■ Task
Output the full listing word for word.

■ Extracted entries
*-*-*
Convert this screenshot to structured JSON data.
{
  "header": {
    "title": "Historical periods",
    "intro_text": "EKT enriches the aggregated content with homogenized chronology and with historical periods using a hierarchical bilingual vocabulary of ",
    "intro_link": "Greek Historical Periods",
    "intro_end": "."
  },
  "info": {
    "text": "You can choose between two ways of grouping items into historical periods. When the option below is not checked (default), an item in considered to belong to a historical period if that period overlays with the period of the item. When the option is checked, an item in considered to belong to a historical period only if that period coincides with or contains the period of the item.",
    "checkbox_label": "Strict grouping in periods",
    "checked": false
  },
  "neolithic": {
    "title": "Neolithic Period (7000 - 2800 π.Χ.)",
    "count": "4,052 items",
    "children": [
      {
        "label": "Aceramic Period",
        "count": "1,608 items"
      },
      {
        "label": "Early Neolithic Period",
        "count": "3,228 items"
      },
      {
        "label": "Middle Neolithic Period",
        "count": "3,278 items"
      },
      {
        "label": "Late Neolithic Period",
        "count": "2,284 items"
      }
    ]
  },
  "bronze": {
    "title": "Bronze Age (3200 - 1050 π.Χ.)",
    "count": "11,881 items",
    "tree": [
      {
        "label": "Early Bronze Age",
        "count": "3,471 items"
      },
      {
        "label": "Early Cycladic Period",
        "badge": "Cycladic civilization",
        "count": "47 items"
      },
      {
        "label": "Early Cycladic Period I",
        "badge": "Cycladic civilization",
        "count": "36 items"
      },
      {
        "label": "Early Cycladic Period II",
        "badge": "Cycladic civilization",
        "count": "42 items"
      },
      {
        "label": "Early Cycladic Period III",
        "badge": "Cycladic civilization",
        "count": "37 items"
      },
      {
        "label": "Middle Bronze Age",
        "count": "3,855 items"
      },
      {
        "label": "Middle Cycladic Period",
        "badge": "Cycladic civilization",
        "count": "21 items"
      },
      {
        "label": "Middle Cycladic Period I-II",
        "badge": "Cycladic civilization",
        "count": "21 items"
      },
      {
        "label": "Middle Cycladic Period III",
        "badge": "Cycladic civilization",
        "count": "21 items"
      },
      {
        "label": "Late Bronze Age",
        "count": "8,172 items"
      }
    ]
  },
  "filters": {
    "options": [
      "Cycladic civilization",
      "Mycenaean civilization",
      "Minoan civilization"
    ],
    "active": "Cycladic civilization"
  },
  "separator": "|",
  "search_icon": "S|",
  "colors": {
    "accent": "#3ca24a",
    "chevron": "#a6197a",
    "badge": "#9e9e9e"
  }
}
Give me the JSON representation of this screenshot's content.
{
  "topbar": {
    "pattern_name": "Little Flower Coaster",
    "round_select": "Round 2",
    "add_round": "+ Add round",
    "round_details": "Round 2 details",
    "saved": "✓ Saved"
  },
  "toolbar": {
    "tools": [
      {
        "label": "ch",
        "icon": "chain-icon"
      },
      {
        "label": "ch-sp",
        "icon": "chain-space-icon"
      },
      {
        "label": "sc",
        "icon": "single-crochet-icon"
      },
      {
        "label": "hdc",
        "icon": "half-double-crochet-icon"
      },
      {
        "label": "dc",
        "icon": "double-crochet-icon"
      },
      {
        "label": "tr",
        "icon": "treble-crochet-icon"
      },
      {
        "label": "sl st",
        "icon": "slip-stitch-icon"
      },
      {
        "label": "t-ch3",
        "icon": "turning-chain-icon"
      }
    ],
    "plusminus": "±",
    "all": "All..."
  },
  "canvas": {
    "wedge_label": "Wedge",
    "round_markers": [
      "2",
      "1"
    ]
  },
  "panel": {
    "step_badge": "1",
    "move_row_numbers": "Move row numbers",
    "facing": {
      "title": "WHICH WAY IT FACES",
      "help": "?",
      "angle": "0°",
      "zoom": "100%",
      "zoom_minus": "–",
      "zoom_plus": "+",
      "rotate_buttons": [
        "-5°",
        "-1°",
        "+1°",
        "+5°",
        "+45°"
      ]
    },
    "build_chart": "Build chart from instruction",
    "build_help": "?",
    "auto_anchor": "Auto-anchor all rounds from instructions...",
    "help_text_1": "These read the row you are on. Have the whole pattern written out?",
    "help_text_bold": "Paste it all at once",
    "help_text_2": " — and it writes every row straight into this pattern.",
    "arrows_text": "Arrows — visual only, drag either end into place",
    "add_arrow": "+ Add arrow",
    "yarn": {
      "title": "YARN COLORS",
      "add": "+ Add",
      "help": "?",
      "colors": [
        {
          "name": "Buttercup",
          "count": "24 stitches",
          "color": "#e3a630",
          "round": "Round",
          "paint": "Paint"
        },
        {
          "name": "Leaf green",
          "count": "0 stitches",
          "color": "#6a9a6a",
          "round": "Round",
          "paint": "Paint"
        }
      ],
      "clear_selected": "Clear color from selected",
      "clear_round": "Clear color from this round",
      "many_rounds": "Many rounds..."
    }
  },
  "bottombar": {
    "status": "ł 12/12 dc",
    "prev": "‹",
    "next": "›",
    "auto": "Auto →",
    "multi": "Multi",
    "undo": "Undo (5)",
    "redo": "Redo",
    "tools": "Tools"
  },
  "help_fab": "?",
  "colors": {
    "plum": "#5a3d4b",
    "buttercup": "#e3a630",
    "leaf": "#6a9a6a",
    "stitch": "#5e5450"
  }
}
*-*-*
■ Task response
Convert this screenshot to structured JSON data.
{
  "header": {
    "title": "Historical periods",
    "intro_text": "EKT enriches the aggregated content with homogenized chronology and with historical periods using a hierarchical bilingual vocabulary of ",
    "intro_link": "Greek Historical Periods",
    "intro_end": "."
  },
  "info": {
    "text": "You can choose between two ways of grouping items into historical periods. When the option below is not checked (default), an item in considered to belong to a historical period if that period overlays with the period of the item. When the option is checked, an item in considered to belong to a historical period only if that period coincides with or contains the period of the item.",
    "checkbox_label": "Strict grouping in periods",
    "checked": false
  },
  "neolithic": {
    "title": "Neolithic Period (7000 - 2800 π.Χ.)",
    "count": "4,052 items",
    "children": [
      {
        "label": "Aceramic Period",
        "count": "1,608 items"
      },
      {
        "label": "Early Neolithic Period",
        "count": "3,228 items"
      },
      {
        "label": "Middle Neolithic Period",
        "count": "3,278 items"
      },
      {
        "label": "Late Neolithic Period",
        "count": "2,284 items"
      }
    ]
  },
  "bronze": {
    "title": "Bronze Age (3200 - 1050 π.Χ.)",
    "count": "11,881 items",
    "tree": [
      {
        "label": "Early Bronze Age",
        "count": "3,471 items"
      },
      {
        "label": "Early Cycladic Period",
        "badge": "Cycladic civilization",
        "count": "47 items"
      },
      {
        "label": "Early Cycladic Period I",
        "badge": "Cycladic civilization",
        "count": "36 items"
      },
      {
        "label": "Early Cycladic Period II",
        "badge": "Cycladic civilization",
        "count": "42 items"
      },
      {
        "label": "Early Cycladic Period III",
        "badge": "Cycladic civilization",
        "count": "37 items"
      },
      {
        "label": "Middle Bronze Age",
        "count": "3,855 items"
      },
      {
        "label": "Middle Cycladic Period",
        "badge": "Cycladic civilization",
        "count": "21 items"
      },
      {
        "label": "Middle Cycladic Period I-II",
        "badge": "Cycladic civilization",
        "count": "21 items"
      },
      {
        "label": "Middle Cycladic Period III",
        "badge": "Cycladic civilization",
        "count": "21 items"
      },
      {
        "label": "Late Bronze Age",
        "count": "8,172 items"
      }
    ]
  },
  "filters": {
    "options": [
      "Cycladic civilization",
      "Mycenaean civilization",
      "Minoan civilization"
    ],
    "active": "Cycladic civilization"
  },
  "separator": "|",
  "search_icon": "S|",
  "colors": {
    "accent": "#3ca24a",
    "chevron": "#a6197a",
    "badge": "#9e9e9e"
  }
}
Give me the JSON representation of this screenshot's content.
{
  "topbar": {
    "pattern_name": "Little Flower Coaster",
    "round_select": "Round 2",
    "add_round": "+ Add round",
    "round_details": "Round 2 details",
    "saved": "✓ Saved"
  },
  "toolbar": {
    "tools": [
      {
        "label": "ch",
        "icon": "chain-icon"
      },
      {
        "label": "ch-sp",
        "icon": "chain-space-icon"
      },
      {
        "label": "sc",
        "icon": "single-crochet-icon"
      },
      {
        "label": "hdc",
        "icon": "half-double-crochet-icon"
      },
      {
        "label": "dc",
        "icon": "double-crochet-icon"
      },
      {
        "label": "tr",
        "icon": "treble-crochet-icon"
      },
      {
        "label": "sl st",
        "icon": "slip-stitch-icon"
      },
      {
        "label": "t-ch3",
        "icon": "turning-chain-icon"
      }
    ],
    "plusminus": "±",
    "all": "All..."
  },
  "canvas": {
    "wedge_label": "Wedge",
    "round_markers": [
      "2",
      "1"
    ]
  },
  "panel": {
    "step_badge": "1",
    "move_row_numbers": "Move row numbers",
    "facing": {
      "title": "WHICH WAY IT FACES",
      "help": "?",
      "angle": "0°",
      "zoom": "100%",
      "zoom_minus": "–",
      "zoom_plus": "+",
      "rotate_buttons": [
        "-5°",
        "-1°",
        "+1°",
        "+5°",
        "+45°"
      ]
    },
    "build_chart": "Build chart from instruction",
    "build_help": "?",
    "auto_anchor": "Auto-anchor all rounds from instructions...",
    "help_text_1": "These read the row you are on. Have the whole pattern written out?",
    "help_text_bold": "Paste it all at once",
    "help_text_2": " — and it writes every row straight into this pattern.",
    "arrows_text": "Arrows — visual only, drag either end into place",
    "add_arrow": "+ Add arrow",
    "yarn": {
      "title": "YARN COLORS",
      "add": "+ Add",
      "help": "?",
      "colors": [
        {
          "name": "Buttercup",
          "count": "24 stitches",
          "color": "#e3a630",
          "round": "Round",
          "paint": "Paint"
        },
        {
          "name": "Leaf green",
          "count": "0 stitches",
          "color": "#6a9a6a",
          "round": "Round",
          "paint": "Paint"
        }
      ],
      "clear_selected": "Clear color from selected",
      "clear_round": "Clear color from this round",
      "many_rounds": "Many rounds..."
    }
  },
  "bottombar": {
    "status": "ł 12/12 dc",
    "prev": "‹",
    "next": "›",
    "auto": "Auto →",
    "multi": "Multi",
    "undo": "Undo (5)",
    "redo": "Redo",
    "tools": "Tools"
  },
  "help_fab": "?",
  "colors": {
    "plum": "#5a3d4b",
    "buttercup": "#e3a630",
    "leaf": "#6a9a6a",
    "stitch": "#5e5450"
  }
}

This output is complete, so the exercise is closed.